Forever Chemicals Are Leaking from Arctic Ice and Affecting Native Species
We've known for years that global warming is causing the Arctic's ice caps to melt — but it's releasing forever chemicals into the environment.
For several decades now, we've been painfully aware that the Arctic's ice caps are rapidly deteriorating, as a result of global warming. But a new study shows that as the Arctic's ice melts, it's unleashing high concentrations of PFAS or "forever chemicals" into the environment — though the chemicals aren't stored there naturally. So why is this happening, and what does this mean for the planet?
"The changing nature of sea ice, with earlier and erratic periods of thaw, could be altering the processing and release of pollutants alongside key nutrients, which in turn affects biota at the base of the marine food web," Lancaster University chemist, Crispin Halsall, told Science Alert.
How did forever chemicals end up in the Arctic's ice?
Forever chemicals can be found in anything from textiles and carpeting, to cosmetics, to non-stick pans, to pizza boxes. Long after the remnants of these products biodegrade, though, the chemicals effectively live "forever." So, how did they end up in such an unpopulated part of the world as the Arctic? Basically, manufacturing sites have been releasing them into the atmosphere, and they were carried by wind from populated regions. Some also arrive via snowfall, according to Science Alert.
Researchers also found that brinier water fosters a better environment for forever chemicals to accumulate. That water in the Arctic has higher concentrations of saline, because it's constantly melting and refreezing. The chemicals are then stored in the ice when it refreezes, and leak into the sea water as the ice melts. Smaller organisms then come in contact with the ice and affected seawater, and are released into "general circulation," affecting the rest of the food chain.
Scientists are now calling for increased restrictions on forever chemicals, and for more research on the matter.
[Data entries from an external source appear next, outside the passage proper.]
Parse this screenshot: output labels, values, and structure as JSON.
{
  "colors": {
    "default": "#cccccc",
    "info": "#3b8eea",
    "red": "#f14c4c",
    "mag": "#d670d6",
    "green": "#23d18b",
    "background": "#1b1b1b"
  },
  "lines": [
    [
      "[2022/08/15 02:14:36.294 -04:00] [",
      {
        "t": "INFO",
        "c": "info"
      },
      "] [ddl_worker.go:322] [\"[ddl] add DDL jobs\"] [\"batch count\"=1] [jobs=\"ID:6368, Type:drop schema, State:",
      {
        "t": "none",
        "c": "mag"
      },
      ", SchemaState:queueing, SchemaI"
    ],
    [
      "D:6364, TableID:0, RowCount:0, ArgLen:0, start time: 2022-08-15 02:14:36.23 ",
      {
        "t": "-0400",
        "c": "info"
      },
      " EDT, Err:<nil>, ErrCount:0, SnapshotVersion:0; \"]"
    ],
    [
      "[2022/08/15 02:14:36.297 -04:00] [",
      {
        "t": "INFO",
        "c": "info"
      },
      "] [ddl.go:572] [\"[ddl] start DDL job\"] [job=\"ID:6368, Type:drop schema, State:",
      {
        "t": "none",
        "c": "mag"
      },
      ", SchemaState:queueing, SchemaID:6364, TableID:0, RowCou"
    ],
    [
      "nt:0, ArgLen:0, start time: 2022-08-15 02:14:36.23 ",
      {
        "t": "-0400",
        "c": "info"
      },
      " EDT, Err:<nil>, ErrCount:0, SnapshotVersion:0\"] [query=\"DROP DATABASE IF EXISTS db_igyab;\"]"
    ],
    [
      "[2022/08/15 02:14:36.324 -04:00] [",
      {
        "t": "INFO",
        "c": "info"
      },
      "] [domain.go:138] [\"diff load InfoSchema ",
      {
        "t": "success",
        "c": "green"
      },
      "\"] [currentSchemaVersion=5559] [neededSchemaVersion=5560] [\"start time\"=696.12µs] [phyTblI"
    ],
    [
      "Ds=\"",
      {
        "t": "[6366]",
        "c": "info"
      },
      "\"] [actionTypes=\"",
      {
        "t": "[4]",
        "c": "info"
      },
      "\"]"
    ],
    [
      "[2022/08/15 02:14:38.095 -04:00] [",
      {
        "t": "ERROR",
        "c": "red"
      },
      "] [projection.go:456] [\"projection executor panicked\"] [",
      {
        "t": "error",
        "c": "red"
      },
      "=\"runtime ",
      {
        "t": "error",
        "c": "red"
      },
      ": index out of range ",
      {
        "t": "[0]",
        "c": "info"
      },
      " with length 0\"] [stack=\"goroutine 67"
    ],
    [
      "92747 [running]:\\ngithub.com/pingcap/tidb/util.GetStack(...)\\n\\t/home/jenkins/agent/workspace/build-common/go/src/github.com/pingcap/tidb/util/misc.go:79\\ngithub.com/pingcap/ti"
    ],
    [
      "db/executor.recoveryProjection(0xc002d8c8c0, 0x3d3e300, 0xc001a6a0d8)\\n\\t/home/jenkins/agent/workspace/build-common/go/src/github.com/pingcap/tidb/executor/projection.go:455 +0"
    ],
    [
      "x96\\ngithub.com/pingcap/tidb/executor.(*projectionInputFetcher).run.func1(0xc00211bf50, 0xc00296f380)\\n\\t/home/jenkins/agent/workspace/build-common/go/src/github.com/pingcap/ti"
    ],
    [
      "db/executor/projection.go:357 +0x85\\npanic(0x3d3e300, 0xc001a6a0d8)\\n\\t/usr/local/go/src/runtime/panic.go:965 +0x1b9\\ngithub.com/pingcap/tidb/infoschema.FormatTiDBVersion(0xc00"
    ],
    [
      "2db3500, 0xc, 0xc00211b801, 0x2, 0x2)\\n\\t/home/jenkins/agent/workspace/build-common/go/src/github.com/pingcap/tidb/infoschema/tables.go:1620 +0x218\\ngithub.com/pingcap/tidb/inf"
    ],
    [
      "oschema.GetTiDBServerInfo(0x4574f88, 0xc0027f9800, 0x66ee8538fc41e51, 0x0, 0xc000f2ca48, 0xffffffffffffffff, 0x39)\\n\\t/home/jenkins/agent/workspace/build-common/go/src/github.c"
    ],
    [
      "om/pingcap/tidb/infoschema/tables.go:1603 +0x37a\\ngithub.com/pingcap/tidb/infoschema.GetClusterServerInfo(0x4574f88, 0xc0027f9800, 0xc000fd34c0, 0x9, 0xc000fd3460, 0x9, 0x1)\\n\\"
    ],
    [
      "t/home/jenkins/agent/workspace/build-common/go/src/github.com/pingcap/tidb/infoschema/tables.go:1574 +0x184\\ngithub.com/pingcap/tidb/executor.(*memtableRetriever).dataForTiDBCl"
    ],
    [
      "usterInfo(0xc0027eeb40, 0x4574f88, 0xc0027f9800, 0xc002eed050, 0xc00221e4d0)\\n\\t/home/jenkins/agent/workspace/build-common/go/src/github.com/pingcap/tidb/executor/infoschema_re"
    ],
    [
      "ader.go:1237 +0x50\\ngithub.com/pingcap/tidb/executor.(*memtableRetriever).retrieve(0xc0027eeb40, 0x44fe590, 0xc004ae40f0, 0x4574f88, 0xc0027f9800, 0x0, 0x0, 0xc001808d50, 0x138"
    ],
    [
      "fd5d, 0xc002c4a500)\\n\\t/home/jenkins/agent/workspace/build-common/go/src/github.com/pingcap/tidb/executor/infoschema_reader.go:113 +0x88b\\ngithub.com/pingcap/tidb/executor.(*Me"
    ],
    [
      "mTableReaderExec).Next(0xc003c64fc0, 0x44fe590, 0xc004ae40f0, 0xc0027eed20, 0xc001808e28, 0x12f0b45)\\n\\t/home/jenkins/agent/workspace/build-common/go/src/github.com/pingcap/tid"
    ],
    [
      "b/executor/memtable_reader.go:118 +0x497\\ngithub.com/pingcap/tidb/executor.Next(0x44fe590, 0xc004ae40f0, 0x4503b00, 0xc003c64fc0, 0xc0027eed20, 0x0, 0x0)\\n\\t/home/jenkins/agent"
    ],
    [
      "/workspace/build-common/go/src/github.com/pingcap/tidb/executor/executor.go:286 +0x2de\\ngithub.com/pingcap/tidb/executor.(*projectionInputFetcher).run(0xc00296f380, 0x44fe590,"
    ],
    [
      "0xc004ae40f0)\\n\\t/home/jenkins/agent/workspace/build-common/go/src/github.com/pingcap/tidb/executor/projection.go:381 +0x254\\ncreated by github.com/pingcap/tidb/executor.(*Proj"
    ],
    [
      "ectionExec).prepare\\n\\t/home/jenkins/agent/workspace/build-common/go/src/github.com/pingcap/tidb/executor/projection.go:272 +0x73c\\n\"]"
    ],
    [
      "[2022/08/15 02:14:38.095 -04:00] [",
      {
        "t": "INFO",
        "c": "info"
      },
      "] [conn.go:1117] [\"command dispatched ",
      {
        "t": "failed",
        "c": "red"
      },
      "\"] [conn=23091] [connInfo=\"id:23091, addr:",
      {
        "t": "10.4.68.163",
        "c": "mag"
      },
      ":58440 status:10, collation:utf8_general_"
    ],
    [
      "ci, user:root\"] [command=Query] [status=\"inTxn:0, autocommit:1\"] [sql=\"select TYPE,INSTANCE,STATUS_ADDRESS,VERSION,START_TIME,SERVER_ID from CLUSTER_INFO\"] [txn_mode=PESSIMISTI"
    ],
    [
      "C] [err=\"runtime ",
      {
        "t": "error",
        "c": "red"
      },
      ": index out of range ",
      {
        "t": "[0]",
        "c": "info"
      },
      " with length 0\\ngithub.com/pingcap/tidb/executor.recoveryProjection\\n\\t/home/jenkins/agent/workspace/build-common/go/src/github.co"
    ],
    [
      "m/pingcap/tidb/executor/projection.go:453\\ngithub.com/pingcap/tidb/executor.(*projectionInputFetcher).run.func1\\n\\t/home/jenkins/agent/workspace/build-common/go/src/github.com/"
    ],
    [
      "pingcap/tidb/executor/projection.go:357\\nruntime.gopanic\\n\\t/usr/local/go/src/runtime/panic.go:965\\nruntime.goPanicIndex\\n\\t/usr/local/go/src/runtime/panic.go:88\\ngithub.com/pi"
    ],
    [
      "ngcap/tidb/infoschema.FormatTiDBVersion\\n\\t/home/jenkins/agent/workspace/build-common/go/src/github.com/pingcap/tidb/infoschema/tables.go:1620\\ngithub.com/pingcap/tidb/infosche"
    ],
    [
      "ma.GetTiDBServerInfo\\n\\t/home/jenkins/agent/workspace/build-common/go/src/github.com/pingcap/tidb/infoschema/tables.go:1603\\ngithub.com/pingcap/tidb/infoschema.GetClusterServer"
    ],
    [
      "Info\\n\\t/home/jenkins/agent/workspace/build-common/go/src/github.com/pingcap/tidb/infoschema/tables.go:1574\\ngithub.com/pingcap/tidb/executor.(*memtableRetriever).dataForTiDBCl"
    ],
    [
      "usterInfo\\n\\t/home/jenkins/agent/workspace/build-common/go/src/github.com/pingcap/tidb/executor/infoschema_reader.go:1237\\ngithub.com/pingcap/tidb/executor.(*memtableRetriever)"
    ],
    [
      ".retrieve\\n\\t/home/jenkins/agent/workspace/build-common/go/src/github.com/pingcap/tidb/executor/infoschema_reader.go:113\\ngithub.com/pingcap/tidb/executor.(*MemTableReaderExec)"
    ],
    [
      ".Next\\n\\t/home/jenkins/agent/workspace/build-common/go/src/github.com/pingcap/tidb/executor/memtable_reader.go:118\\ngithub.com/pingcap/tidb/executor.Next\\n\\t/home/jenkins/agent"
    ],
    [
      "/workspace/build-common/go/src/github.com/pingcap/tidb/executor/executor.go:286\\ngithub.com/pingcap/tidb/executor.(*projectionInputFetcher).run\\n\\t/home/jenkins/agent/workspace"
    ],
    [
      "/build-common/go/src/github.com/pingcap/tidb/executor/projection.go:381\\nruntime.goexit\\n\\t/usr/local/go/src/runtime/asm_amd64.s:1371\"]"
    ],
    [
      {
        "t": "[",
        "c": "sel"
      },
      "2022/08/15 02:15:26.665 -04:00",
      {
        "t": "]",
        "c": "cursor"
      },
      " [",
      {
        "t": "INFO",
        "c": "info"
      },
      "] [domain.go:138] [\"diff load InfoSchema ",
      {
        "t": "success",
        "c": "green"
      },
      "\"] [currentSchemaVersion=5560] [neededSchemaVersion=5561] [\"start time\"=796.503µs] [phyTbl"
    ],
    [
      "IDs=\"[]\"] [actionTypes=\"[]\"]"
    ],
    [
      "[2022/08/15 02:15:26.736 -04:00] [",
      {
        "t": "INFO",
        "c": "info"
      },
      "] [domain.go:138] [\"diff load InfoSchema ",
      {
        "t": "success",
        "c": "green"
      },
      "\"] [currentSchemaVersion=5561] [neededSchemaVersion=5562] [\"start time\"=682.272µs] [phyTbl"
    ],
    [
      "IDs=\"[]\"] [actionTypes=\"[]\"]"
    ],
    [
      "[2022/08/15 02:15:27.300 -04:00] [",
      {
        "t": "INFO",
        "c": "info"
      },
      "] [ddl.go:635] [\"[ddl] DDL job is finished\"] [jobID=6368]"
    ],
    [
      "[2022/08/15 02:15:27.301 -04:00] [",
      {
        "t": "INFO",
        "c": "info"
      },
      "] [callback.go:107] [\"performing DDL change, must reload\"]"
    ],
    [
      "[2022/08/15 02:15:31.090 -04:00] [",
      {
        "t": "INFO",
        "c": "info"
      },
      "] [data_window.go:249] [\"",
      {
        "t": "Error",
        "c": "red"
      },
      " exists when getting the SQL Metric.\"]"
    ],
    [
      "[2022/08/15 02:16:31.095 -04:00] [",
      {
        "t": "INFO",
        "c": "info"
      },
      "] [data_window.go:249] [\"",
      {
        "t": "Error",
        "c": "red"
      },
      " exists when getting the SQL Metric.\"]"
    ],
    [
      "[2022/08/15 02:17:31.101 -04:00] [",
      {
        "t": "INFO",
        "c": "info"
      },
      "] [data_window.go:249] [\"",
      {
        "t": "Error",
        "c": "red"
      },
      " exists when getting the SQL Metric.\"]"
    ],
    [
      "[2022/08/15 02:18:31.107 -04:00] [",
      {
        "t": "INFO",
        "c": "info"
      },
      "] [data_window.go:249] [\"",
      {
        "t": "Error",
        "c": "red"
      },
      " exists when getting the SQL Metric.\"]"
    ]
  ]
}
"More controlled experiments, together with careful observational studies in the field, are now required to understand these complex yet potentially important processes, particularly with regard to chemical exposure to organisms at the base of the marine food web," they said in a statement, per Science Alert.
How does this affect the Arctic?
Research has shown that chemicals are affecting the Arctic's ecosystem, according to The Daily Mail. Evidence shows that chemicals are taking a toll on animals the same way in which they affect people — by disrupting the hormone systems of polar bears, as well as algae, zooplankton, fish, shrimp, seals, and seabirds. These chemicals, which disrupt the endocrine system, can cause health issues such as cancer.
Scientific American muses that the accumulation of forever chemicals probably won't stop at the Arctic — if they've built over time to this degree, they are likely becoming increasingly prevalent worldwide. Though many are aware the health effects of forever chemicals are negative, they aren't fully known.
“We knew, in theory, it was going to happen. But we didn’t know to what extent it was happening in the real environment,” assistant York University Professor, Cora Young, told SA.
Needless to say, we'll have to find a way to fix this — or our ecosystems could sustain eternal damage.